## Task description
Below are records; count the lines that contain "screenshot" and state only that count.

········

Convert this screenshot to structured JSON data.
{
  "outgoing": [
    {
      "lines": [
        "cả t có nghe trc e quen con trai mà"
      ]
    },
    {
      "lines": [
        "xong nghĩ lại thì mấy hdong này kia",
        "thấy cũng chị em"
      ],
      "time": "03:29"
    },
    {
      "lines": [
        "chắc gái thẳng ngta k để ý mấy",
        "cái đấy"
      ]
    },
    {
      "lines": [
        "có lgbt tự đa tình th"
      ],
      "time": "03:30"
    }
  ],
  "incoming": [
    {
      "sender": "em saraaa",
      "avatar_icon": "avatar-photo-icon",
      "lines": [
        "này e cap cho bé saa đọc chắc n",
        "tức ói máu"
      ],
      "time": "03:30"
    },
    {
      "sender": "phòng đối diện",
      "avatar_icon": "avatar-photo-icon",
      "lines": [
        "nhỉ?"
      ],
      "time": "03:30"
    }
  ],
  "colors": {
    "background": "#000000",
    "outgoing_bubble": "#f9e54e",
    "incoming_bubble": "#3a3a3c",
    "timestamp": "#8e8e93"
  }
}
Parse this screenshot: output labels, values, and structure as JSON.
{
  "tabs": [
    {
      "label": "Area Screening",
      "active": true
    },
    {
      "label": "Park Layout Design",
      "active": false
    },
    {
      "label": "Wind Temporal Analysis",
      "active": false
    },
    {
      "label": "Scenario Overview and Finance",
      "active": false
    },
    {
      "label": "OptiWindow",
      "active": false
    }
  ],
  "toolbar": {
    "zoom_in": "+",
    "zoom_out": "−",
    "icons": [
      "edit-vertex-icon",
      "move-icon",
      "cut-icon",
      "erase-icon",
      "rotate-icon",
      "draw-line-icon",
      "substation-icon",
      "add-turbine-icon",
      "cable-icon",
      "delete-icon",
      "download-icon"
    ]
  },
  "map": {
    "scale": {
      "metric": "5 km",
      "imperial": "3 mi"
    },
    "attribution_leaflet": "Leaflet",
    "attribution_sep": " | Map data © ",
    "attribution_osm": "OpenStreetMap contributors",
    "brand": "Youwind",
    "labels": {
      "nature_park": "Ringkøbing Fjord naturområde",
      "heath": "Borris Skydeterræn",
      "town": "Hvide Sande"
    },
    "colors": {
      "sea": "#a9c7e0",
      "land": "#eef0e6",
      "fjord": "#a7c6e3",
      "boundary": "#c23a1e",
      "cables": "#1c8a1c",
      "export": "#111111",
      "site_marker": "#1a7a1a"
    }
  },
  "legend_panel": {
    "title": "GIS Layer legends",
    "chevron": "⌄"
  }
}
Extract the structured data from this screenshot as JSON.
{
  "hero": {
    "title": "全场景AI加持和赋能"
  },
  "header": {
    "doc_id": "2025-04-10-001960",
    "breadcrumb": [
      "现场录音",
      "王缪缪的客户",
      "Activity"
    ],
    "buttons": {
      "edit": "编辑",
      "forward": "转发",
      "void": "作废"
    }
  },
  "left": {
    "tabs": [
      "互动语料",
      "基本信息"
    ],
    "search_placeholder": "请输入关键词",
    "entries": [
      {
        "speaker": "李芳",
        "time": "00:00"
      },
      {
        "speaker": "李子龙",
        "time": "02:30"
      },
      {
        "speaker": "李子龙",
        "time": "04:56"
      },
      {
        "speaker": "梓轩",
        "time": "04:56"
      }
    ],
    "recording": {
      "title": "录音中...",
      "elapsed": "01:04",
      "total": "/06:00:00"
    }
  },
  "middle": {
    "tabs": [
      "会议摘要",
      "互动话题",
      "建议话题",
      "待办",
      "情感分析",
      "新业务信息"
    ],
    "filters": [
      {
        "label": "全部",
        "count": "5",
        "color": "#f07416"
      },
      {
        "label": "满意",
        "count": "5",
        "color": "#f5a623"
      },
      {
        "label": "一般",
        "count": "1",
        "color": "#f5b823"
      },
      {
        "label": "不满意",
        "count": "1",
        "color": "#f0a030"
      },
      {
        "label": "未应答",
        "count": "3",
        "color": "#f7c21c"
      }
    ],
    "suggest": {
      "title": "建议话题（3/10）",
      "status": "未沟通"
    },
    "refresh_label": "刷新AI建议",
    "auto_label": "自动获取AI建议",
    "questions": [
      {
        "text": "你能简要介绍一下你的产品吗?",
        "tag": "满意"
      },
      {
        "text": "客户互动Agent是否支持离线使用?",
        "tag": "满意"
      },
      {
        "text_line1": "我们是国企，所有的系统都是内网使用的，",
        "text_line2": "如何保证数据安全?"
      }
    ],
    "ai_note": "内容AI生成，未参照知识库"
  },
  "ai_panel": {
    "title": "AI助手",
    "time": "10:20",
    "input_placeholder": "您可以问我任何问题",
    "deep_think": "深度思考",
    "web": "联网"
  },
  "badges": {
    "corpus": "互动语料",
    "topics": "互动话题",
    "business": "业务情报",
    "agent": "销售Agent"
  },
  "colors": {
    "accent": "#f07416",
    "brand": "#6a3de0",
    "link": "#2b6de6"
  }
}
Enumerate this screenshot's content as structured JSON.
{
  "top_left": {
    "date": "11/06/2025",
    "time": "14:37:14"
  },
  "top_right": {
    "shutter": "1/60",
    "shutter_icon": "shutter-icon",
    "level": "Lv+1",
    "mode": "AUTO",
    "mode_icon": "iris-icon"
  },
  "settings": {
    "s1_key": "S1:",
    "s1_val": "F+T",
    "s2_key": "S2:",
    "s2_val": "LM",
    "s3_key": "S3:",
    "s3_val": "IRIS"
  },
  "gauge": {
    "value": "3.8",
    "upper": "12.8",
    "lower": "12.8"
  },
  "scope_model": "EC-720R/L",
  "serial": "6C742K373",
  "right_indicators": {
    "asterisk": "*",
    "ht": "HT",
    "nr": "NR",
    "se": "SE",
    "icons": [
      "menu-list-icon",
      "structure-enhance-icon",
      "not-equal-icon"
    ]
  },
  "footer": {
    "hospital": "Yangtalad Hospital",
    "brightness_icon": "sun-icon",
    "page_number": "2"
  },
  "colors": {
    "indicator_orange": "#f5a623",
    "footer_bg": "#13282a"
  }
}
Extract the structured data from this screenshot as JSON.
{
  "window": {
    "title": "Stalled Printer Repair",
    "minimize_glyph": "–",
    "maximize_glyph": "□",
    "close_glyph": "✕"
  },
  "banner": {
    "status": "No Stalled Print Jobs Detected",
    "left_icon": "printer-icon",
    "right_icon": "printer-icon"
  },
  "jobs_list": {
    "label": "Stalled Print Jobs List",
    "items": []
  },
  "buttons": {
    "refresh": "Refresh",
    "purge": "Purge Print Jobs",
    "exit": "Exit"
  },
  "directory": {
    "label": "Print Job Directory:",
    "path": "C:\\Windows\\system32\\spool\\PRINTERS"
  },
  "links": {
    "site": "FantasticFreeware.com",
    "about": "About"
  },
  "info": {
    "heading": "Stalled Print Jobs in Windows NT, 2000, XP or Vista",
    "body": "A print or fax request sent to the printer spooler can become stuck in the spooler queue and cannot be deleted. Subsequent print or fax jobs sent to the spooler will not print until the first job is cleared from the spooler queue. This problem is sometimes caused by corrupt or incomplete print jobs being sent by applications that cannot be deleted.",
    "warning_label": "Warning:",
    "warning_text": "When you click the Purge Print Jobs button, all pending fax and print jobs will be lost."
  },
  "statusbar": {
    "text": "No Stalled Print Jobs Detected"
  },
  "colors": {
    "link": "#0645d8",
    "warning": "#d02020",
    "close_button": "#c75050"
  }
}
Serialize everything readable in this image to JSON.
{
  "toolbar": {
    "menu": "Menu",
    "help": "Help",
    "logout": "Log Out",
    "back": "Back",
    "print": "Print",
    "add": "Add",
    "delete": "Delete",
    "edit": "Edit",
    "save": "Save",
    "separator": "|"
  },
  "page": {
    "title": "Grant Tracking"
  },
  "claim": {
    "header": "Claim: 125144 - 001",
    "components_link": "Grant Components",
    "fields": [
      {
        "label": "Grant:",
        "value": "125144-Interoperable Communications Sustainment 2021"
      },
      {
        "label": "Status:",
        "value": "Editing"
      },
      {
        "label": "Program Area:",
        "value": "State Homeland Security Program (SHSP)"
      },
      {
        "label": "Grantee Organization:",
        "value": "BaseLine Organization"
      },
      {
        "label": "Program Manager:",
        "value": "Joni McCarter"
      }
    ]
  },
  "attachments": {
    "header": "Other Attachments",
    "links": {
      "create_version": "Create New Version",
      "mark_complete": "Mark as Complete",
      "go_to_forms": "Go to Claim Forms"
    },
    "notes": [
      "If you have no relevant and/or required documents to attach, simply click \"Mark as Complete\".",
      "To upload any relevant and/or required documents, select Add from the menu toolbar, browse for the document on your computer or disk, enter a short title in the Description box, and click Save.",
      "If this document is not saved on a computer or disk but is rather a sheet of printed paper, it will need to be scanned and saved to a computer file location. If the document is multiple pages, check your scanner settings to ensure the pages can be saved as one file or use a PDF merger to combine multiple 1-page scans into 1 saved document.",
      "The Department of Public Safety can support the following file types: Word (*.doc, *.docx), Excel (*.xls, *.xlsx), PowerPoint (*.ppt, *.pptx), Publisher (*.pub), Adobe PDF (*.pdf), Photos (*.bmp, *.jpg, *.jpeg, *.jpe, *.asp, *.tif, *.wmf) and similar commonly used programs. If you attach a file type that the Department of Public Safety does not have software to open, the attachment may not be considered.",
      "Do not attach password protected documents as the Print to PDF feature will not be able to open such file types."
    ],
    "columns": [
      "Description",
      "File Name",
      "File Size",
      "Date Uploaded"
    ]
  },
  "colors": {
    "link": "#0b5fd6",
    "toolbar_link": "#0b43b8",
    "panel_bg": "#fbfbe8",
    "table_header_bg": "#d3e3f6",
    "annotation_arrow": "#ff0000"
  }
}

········

## Worked solution
5